> Your goal
List each line of the data in which the string "アニメーション" appears.

> Material supplied

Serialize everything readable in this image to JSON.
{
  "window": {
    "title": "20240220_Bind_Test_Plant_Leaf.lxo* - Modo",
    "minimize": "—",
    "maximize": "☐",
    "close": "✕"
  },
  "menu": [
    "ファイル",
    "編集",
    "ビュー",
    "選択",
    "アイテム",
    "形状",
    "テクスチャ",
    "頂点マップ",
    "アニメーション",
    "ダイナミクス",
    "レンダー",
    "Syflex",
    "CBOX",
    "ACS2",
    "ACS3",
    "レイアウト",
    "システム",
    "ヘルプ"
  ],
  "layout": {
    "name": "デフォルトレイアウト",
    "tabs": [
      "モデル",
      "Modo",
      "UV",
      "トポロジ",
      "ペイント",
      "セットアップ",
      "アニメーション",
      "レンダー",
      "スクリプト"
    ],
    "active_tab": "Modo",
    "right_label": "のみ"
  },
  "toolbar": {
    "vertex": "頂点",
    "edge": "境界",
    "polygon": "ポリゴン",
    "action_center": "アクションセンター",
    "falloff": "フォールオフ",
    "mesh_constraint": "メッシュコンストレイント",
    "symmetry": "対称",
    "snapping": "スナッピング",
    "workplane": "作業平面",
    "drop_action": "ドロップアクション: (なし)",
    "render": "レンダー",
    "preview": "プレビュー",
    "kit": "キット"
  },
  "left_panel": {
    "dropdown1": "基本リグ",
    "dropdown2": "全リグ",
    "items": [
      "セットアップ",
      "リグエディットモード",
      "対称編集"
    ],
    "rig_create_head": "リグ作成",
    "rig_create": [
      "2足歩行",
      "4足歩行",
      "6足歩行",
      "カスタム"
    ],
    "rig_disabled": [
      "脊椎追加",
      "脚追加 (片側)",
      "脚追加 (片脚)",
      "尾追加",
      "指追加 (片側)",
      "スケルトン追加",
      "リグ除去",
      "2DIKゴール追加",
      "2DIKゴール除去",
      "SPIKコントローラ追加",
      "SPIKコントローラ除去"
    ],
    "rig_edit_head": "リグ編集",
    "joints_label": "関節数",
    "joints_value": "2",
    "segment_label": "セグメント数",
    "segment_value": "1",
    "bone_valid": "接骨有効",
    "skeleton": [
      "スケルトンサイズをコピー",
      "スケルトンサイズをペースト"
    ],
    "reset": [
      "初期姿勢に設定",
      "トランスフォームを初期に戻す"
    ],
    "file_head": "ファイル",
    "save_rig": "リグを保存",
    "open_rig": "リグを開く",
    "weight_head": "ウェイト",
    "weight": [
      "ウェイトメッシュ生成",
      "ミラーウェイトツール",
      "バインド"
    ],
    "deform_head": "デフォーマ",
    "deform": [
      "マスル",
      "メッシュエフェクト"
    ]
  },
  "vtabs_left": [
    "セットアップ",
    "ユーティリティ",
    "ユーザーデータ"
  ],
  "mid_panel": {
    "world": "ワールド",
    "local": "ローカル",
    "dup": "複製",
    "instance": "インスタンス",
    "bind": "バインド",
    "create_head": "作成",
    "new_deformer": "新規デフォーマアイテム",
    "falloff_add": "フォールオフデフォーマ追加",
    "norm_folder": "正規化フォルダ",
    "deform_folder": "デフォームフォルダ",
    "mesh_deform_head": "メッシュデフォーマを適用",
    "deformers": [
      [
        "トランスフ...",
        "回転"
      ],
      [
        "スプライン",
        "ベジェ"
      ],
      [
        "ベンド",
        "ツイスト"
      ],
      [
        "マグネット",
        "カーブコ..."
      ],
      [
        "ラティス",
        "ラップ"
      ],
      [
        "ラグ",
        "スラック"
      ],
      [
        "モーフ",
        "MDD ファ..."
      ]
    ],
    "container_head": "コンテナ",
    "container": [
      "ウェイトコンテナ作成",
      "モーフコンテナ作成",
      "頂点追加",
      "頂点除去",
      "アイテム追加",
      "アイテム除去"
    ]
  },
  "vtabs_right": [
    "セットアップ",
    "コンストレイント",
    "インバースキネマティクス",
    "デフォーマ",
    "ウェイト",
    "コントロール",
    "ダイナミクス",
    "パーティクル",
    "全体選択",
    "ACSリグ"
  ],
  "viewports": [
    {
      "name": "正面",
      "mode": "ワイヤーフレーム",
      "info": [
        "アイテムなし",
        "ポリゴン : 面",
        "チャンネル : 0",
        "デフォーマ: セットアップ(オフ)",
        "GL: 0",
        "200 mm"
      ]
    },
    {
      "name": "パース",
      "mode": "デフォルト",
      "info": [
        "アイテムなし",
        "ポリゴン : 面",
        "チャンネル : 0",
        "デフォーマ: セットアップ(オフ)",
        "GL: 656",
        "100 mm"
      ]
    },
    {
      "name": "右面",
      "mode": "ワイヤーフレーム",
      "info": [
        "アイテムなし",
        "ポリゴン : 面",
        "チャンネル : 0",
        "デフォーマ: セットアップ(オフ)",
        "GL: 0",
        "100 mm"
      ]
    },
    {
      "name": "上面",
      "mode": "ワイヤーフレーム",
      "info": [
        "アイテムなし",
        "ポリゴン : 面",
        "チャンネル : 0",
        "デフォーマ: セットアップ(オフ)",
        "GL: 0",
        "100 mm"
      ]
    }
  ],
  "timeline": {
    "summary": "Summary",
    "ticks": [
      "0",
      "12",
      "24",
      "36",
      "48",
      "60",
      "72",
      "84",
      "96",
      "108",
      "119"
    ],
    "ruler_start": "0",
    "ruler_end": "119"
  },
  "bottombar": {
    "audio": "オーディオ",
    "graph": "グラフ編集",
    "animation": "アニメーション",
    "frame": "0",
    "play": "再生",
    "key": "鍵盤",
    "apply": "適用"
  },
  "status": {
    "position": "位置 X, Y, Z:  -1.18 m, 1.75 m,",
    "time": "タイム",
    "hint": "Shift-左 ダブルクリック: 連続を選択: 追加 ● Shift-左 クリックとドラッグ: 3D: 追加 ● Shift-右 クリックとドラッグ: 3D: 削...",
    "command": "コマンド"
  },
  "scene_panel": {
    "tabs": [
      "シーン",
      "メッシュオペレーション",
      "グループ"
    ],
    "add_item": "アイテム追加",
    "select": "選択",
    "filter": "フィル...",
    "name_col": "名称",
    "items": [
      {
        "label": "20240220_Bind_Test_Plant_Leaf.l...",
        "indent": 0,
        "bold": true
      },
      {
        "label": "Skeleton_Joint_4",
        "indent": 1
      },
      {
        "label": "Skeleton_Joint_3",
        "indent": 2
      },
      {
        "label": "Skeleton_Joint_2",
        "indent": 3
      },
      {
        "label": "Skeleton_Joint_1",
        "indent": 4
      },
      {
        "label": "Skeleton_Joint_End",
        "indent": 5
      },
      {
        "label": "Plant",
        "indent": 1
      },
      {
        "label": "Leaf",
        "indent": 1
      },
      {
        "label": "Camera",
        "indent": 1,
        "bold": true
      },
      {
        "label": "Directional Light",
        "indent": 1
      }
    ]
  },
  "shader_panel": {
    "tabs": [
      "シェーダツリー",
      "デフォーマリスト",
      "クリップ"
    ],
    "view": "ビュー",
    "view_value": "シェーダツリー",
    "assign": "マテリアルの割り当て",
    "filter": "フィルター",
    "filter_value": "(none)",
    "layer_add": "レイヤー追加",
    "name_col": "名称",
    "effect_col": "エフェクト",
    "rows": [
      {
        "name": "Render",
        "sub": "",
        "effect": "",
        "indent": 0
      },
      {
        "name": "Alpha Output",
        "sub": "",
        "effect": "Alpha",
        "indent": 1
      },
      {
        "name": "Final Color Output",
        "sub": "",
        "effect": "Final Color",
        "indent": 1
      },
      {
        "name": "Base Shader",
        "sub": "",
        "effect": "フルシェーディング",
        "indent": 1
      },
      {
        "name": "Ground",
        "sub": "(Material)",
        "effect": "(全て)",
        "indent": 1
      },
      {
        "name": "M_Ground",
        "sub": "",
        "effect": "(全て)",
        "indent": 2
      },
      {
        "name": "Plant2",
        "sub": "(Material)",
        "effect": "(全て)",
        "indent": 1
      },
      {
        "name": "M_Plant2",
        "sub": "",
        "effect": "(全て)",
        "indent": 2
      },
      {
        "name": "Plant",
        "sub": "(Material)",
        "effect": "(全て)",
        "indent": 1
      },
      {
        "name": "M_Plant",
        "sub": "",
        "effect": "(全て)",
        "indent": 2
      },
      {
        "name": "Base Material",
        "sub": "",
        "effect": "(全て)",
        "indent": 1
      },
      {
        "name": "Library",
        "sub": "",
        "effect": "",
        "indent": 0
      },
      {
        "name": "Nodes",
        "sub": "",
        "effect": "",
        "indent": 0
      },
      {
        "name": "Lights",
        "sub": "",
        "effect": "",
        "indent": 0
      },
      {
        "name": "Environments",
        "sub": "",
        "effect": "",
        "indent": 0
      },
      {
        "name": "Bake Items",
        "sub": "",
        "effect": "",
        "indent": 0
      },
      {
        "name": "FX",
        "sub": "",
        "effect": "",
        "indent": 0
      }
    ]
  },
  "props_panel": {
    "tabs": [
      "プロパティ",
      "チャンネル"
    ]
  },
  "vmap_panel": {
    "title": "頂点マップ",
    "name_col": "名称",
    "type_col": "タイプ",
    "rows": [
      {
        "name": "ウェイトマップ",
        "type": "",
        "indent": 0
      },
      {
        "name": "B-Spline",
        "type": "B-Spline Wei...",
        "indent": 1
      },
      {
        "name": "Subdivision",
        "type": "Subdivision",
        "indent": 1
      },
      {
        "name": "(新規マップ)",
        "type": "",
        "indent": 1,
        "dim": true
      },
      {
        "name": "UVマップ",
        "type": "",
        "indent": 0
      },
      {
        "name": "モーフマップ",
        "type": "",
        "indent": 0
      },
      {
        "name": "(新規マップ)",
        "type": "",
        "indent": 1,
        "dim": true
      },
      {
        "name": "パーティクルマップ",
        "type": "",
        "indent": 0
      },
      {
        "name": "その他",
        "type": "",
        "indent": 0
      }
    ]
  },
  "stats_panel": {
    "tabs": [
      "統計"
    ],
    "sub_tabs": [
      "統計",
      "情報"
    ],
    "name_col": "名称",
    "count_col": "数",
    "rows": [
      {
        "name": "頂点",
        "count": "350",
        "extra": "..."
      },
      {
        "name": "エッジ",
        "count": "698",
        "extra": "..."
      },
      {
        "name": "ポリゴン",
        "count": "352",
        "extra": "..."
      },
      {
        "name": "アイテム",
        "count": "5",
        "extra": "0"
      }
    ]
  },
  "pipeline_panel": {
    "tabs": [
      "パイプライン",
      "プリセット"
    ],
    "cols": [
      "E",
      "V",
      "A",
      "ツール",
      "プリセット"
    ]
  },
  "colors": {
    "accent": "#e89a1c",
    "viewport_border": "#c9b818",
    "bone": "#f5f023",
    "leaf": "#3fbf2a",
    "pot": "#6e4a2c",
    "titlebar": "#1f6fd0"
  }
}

> Exercise response
    "アニメーション",
      "アニメーション",
    "animation": "アニメーション",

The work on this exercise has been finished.